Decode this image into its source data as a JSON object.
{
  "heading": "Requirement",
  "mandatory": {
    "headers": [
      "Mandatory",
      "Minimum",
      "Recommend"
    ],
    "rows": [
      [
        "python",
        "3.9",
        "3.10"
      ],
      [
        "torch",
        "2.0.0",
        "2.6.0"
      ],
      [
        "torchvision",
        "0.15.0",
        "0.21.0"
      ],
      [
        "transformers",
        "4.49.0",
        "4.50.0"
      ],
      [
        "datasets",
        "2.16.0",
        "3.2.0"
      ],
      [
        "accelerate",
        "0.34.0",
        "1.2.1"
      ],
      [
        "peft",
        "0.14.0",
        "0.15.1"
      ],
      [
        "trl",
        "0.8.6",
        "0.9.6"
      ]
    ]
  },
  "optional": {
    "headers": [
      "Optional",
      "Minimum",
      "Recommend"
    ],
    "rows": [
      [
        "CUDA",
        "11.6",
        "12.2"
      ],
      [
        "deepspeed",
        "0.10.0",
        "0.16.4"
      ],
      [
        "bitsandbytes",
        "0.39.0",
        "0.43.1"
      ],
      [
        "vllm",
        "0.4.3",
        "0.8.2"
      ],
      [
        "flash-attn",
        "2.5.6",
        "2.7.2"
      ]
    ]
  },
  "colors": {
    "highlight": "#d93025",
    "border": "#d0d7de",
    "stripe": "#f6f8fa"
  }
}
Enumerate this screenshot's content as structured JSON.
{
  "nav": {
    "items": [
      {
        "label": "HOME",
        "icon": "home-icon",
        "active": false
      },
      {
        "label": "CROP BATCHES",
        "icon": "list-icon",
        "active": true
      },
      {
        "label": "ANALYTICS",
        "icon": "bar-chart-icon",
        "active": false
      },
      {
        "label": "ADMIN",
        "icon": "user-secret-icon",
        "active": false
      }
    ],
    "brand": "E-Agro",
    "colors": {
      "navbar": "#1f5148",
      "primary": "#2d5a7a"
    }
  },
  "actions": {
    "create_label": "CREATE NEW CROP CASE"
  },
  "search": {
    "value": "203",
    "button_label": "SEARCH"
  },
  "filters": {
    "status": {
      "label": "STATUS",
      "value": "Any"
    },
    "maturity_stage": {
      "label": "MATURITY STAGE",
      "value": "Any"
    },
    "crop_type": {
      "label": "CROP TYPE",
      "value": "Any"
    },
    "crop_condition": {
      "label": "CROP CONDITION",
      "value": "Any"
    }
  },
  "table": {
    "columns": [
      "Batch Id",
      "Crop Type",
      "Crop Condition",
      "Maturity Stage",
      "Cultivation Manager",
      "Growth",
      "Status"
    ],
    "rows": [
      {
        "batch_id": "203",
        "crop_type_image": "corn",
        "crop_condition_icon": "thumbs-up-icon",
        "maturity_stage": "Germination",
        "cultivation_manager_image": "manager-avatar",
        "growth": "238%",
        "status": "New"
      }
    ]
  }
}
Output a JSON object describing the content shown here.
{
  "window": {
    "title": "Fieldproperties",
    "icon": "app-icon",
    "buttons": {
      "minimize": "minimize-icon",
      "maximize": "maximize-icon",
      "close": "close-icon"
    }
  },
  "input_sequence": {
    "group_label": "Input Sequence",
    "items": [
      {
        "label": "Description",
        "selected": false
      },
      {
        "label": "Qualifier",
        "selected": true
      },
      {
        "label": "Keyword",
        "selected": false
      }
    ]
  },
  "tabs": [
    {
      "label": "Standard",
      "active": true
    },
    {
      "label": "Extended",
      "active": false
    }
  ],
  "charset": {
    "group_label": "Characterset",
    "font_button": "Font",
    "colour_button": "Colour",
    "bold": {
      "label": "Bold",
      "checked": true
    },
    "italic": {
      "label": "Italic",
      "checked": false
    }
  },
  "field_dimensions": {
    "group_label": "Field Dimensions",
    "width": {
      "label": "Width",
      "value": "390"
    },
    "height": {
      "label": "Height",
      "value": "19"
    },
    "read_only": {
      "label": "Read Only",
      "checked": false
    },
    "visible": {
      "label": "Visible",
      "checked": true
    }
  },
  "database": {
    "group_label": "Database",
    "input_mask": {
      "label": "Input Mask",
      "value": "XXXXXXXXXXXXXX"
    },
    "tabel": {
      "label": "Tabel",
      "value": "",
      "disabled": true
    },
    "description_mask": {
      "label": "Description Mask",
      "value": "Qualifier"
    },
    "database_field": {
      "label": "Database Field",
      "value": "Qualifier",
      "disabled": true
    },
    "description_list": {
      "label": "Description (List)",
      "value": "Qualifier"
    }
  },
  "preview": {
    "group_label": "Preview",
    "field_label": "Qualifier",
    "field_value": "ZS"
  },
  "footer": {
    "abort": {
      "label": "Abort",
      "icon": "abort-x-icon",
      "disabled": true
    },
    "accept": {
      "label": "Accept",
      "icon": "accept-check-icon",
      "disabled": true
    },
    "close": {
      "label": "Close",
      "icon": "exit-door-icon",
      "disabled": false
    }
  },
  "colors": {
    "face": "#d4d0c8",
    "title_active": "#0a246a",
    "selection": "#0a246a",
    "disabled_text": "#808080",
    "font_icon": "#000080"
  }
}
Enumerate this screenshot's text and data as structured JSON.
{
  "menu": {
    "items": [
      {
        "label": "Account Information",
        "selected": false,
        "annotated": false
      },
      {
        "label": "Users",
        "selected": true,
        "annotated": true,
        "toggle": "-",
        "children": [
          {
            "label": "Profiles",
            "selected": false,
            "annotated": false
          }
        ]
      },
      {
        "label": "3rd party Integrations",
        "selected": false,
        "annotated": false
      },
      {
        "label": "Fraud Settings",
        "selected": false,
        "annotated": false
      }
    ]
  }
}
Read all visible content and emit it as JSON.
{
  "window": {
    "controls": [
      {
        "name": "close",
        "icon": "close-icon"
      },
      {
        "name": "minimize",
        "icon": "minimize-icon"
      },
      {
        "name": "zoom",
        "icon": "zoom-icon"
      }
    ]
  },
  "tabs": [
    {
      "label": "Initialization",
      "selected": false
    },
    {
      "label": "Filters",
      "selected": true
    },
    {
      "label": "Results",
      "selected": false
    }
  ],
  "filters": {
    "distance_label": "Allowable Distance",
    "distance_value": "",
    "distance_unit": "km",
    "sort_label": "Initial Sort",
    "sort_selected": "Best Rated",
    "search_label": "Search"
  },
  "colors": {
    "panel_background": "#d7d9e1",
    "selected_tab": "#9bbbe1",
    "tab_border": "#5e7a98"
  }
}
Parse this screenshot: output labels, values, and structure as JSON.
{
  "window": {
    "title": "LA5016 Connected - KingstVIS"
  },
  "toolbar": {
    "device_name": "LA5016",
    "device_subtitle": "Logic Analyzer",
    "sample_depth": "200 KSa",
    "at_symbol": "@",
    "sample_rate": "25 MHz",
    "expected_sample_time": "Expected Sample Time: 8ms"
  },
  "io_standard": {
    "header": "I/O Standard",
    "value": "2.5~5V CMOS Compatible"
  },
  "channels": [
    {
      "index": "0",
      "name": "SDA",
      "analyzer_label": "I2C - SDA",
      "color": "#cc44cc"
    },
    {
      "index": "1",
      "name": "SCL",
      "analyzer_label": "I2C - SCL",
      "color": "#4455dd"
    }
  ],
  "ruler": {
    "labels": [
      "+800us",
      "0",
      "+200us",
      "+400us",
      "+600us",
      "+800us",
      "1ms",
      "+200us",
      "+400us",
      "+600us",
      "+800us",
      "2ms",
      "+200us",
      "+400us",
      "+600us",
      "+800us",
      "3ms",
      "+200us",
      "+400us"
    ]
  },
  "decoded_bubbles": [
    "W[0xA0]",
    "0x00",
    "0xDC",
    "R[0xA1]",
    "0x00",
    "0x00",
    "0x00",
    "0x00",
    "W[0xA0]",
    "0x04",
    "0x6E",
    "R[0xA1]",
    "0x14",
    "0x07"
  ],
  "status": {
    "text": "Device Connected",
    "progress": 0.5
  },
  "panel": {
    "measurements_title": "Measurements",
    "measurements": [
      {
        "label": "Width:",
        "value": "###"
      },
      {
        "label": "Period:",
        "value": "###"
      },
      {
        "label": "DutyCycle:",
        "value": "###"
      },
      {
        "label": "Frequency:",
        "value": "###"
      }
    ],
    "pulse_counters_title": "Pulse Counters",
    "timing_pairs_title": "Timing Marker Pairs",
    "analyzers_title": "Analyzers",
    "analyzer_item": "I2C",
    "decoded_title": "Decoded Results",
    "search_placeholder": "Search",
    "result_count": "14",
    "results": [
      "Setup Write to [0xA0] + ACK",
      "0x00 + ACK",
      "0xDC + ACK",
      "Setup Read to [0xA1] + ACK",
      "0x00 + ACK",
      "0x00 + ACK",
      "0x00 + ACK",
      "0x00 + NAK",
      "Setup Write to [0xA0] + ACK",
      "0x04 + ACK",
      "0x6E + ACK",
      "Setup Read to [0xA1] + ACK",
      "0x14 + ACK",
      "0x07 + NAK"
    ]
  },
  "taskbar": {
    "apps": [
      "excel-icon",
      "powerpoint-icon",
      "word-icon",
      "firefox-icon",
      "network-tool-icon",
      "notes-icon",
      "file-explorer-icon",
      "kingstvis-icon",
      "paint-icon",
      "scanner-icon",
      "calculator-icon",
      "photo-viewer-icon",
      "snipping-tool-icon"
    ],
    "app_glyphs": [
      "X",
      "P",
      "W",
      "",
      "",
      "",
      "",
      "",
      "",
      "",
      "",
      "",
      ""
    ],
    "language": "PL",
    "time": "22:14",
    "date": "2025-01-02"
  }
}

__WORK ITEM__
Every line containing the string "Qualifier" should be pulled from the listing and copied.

__RESULT OF THIS TASK__
        "label": "Qualifier",
      "value": "Qualifier"
      "value": "Qualifier",
      "value": "Qualifier"
    "field_label": "Qualifier",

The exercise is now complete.